Miyoko’s Creamery Launches Program That Helps Struggling Dairy Farmers Transition to Succesful Plant-Based Crops

3 Mins Read

California-based Miyoko’s Creamery is pushing ahead with plans to domesticate its supply chain. Looking for a farm to transition to plant-based crops, the company has launched its Dairy Farm Transition (DFT) program. The chosen location will receive funding and support to move away from animal agriculture in favour of sustainable crops. It will become an integral part of the Miyoko’s Creamery supply chain.

The DFT program has been designed to uplift U.S. farmers, via the growing plant-based sector. As consumers continue to move away from conventional meat and dairy consumption, the future of animal agriculture is unpredictable. The steady increase in those choosing plant-based foods isn’t. Recent Ipsos analysis counted more than 9.7 million U.S. vegans as of 2019, a 500 percent increase since 2014 and a 300 percent rise from 2004. Miyoko’s Creamery has felt the benefit of such an increase and now, wants to extend that success to a domestic farm.

Dairy Farm Transitions

Independent dairy farmers have been suffering.

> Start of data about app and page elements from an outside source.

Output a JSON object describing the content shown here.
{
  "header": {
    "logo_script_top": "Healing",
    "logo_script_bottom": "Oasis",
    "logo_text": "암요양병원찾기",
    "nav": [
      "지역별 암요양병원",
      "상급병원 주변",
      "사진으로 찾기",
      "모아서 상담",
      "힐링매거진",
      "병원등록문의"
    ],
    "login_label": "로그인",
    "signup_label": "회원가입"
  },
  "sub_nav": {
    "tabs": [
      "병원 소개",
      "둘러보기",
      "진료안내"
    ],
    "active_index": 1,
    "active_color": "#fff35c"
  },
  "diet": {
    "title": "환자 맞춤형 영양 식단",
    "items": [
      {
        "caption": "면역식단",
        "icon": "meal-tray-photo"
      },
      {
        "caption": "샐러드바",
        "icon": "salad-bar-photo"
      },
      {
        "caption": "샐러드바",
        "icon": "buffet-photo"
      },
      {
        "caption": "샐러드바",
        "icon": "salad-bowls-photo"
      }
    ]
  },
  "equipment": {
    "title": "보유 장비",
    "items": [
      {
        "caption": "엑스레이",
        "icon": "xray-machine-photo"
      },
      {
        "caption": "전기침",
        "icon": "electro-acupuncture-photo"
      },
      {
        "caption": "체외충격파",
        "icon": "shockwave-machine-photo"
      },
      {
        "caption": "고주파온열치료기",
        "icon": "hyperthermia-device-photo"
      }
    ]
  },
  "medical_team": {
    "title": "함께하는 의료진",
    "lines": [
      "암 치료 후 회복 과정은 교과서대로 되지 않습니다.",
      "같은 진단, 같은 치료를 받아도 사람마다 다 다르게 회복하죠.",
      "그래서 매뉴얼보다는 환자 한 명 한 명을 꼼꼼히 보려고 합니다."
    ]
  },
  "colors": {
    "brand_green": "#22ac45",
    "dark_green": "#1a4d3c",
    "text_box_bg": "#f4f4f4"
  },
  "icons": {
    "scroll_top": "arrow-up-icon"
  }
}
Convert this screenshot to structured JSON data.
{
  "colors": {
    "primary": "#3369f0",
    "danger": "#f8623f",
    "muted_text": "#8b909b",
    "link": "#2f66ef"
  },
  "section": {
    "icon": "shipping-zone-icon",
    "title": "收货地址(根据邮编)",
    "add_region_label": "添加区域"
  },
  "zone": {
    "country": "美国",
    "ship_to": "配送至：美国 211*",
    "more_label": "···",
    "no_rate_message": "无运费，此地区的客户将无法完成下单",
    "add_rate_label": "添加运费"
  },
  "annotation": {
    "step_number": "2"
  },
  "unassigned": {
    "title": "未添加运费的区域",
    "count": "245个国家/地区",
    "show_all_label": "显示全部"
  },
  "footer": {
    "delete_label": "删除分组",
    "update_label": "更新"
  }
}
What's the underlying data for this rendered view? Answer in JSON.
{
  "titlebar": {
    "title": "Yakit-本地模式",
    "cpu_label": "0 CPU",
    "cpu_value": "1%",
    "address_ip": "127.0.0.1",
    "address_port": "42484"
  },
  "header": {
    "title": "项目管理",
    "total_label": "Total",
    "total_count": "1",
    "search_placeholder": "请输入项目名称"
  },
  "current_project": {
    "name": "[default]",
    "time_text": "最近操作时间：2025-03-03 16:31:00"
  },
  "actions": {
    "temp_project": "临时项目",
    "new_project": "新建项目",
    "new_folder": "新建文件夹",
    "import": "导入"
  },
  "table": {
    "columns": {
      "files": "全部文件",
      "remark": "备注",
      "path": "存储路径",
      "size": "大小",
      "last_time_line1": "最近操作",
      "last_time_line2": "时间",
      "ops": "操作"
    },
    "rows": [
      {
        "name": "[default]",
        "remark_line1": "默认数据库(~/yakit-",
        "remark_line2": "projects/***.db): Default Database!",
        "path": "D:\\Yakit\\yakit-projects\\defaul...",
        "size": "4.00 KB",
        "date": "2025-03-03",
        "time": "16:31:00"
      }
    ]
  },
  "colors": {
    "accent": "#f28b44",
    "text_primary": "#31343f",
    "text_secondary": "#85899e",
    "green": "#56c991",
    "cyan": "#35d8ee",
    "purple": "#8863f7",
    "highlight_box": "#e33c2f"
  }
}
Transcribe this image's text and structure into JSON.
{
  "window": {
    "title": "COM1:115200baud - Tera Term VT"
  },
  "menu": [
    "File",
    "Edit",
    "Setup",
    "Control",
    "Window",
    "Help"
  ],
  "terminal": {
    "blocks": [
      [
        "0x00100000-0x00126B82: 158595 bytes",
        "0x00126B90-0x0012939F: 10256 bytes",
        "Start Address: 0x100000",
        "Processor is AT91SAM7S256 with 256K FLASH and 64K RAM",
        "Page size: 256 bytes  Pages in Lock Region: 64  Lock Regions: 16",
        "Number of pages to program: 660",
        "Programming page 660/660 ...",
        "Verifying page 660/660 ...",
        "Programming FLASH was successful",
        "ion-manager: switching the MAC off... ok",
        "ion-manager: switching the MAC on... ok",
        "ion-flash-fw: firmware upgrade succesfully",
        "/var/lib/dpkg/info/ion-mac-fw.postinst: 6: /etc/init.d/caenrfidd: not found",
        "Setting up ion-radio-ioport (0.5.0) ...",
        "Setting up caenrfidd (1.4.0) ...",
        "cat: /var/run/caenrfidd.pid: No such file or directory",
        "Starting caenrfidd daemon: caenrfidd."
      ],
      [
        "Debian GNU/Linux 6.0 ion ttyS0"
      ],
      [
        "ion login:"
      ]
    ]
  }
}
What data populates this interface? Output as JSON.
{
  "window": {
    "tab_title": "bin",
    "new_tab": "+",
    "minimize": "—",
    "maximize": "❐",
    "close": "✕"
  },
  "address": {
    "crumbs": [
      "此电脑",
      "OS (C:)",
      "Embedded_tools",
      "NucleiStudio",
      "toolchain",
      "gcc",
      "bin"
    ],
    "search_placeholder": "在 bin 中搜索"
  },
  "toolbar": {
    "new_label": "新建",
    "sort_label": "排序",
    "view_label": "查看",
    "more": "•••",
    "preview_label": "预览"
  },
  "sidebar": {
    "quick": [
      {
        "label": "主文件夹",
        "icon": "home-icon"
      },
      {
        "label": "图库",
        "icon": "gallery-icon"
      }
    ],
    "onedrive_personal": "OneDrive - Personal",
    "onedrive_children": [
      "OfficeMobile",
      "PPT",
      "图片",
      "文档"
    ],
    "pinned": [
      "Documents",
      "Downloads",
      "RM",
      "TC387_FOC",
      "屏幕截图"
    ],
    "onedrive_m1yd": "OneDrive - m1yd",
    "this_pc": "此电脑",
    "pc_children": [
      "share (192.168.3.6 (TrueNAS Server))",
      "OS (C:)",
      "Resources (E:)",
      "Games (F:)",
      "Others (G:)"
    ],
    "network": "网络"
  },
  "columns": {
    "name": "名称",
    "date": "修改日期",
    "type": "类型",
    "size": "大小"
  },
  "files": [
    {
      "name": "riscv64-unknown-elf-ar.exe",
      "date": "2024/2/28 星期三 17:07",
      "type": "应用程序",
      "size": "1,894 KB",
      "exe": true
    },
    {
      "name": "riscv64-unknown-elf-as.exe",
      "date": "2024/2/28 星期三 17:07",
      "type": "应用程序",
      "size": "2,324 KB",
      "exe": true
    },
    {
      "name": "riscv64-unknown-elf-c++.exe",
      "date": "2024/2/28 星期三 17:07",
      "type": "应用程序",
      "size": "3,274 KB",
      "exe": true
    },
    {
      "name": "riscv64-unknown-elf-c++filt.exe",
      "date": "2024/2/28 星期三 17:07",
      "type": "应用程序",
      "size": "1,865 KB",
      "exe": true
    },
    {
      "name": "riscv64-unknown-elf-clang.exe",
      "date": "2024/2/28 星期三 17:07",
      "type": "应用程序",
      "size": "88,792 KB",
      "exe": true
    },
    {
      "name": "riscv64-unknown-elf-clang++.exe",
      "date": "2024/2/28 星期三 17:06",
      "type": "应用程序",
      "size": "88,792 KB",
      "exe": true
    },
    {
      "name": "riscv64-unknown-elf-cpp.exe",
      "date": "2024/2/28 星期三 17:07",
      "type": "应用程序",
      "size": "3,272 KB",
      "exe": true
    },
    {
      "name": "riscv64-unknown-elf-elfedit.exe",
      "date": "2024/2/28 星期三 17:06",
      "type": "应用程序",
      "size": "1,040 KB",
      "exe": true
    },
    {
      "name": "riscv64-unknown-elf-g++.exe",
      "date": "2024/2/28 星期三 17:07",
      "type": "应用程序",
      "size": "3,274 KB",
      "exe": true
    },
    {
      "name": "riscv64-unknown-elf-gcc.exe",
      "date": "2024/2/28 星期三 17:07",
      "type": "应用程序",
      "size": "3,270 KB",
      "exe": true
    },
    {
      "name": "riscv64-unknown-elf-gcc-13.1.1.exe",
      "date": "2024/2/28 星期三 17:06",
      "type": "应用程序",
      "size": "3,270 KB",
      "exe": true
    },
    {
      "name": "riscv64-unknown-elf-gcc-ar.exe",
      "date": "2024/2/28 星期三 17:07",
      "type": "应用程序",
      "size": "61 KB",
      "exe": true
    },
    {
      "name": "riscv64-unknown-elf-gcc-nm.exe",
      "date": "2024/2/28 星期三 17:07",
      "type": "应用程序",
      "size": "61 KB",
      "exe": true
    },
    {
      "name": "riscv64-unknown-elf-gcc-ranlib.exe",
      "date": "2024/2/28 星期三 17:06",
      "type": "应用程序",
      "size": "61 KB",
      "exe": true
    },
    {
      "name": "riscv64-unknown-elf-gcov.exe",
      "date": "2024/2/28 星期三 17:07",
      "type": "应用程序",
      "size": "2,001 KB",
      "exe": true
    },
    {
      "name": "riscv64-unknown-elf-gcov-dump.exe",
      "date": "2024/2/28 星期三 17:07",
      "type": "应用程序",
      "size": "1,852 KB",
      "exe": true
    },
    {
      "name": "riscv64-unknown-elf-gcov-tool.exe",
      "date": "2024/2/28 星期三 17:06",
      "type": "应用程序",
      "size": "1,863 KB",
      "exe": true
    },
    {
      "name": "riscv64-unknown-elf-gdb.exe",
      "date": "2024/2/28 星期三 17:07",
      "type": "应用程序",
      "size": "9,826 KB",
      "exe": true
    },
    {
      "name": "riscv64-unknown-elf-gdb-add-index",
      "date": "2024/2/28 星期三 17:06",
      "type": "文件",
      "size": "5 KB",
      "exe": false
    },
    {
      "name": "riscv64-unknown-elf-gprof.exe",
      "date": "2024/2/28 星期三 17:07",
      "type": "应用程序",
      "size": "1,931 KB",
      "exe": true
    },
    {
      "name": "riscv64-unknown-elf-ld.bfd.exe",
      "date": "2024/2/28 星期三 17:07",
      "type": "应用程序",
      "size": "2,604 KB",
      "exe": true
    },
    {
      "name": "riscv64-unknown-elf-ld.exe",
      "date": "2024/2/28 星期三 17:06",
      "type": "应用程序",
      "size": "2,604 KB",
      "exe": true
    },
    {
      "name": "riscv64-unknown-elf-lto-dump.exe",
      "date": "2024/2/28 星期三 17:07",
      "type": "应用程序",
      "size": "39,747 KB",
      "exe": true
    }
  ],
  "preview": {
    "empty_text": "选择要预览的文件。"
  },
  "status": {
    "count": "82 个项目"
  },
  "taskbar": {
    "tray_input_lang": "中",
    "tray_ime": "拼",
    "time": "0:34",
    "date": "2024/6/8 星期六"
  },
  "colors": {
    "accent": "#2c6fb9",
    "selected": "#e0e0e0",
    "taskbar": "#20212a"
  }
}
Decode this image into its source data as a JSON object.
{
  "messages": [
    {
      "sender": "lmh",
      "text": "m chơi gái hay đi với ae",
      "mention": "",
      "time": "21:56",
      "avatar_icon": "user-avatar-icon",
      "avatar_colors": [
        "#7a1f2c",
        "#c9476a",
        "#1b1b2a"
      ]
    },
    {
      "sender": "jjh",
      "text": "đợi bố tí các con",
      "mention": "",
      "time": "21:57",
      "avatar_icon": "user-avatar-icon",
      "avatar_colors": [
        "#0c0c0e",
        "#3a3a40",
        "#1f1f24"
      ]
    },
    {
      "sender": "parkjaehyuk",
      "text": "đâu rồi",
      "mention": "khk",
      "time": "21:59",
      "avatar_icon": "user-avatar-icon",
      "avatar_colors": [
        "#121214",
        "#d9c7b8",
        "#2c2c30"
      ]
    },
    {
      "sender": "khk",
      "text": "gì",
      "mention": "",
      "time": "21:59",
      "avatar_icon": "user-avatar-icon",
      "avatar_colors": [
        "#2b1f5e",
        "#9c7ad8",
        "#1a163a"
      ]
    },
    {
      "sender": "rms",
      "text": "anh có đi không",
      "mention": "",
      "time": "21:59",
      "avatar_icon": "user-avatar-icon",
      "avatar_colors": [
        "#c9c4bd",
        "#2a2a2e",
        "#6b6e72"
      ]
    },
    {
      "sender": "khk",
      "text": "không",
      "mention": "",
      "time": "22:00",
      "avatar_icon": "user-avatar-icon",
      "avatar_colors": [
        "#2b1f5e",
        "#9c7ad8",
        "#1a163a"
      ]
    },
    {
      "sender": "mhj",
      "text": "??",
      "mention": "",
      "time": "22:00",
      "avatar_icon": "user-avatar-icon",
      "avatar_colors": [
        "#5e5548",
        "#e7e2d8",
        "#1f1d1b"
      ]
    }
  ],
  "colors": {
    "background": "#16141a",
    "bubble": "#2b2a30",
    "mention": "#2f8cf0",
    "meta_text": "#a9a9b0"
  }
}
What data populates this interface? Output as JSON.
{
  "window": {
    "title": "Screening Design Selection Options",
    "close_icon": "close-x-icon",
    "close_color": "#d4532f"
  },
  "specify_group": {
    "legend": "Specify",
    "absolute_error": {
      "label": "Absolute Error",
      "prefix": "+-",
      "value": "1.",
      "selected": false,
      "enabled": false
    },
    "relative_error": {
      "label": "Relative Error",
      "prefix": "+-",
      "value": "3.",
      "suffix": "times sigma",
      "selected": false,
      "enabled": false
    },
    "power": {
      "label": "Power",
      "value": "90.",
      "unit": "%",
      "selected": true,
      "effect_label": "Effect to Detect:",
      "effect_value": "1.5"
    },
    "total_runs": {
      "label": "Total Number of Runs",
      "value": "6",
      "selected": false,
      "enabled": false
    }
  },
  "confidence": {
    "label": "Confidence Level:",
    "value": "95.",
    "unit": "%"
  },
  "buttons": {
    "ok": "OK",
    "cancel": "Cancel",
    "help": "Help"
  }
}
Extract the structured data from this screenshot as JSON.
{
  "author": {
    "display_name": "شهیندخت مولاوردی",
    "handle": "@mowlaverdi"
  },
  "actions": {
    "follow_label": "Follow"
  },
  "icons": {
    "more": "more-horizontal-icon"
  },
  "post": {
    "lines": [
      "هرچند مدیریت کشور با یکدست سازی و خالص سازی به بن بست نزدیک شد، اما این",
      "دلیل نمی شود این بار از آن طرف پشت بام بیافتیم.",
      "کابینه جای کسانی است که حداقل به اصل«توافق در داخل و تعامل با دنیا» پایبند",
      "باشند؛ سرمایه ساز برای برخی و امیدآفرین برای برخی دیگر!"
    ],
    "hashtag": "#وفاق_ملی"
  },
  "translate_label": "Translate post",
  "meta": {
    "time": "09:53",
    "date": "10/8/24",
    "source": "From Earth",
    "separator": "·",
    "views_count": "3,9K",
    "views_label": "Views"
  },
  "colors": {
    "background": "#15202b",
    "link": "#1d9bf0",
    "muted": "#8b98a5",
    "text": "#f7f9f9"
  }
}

Competition from industrial dairies, labour shortages and rising production costs have squeezed smaller operations. Many are considering their futures and Miyoko’s Creamery is presenting one with a unique opportunity. The company said: “Our mission is to help one dairy farm make the shift to plant-based production. We want to work alongside the farmer to grow organic specialty crops like herbs, fruit, grains and legumes that we will purchase to contribute to our supply chain and research and development efforts.”

By creating a new domestic supplier, Miyoko’s will be able to stop sourcing ingredients from abroad. Further, the company says demand will increase for U.S.-gown specialty crops and this can help the plant-based sector can thrive. Miyoko’ believes it’s a win for everybody and will create a blueprint for future farms that want to make the leap.

In 2020, plant-based grocery sales rose to $7 billion in the U.S. Six out of 10 households buy plant-based foods and of them, 78 percent are repeat consumers. The demand is there, all that was missing was the infrastructure and funding. That’s what the DFT program aims to provide.

Already in discussions with some small to mid-size farms in California, Wisconsin, and the Northeast, Miyoko’s is keen for more to apply, especially after Danone cut ties with 80 independent dairy farmers. The perfect location for the pilot scheme is critical for producing quantifiable data for future iterations. The project will be conducted in partnership with Farm Sanctuary and once selected, the chosen farm will receive:

  • A grant for new equipment, seeds and initial set-up
  • Guaranteed income while transitioning
  • Education
  • Technical assistance
  • A secured market position

The future of farming

Earlier this year it was reported that global farm subsidies are harming the environment. Add in a significant consumer mindset shift towards a more flexitarian diet and there’s a good case for moving away from traditional models. The DFT program represents new opportunities for farms that are willing to diversify. 

It joins the ranks of another recently launched positive change campaign, Transfarmation. The Mercy For Animals project helps people turn struggling livelihoods into earth-positive ones. Their flagship success story is a former chicken farm ‘transfarmed’ into a hemp-growing facility.

Oatly entertained a similar idea in 2017. It supported a dairy farmer to grow more oats for its milk production. Since then, the farm in question has supported others in Sweden to move towards plant-based crops.


All images courtesy of Pexels.

farming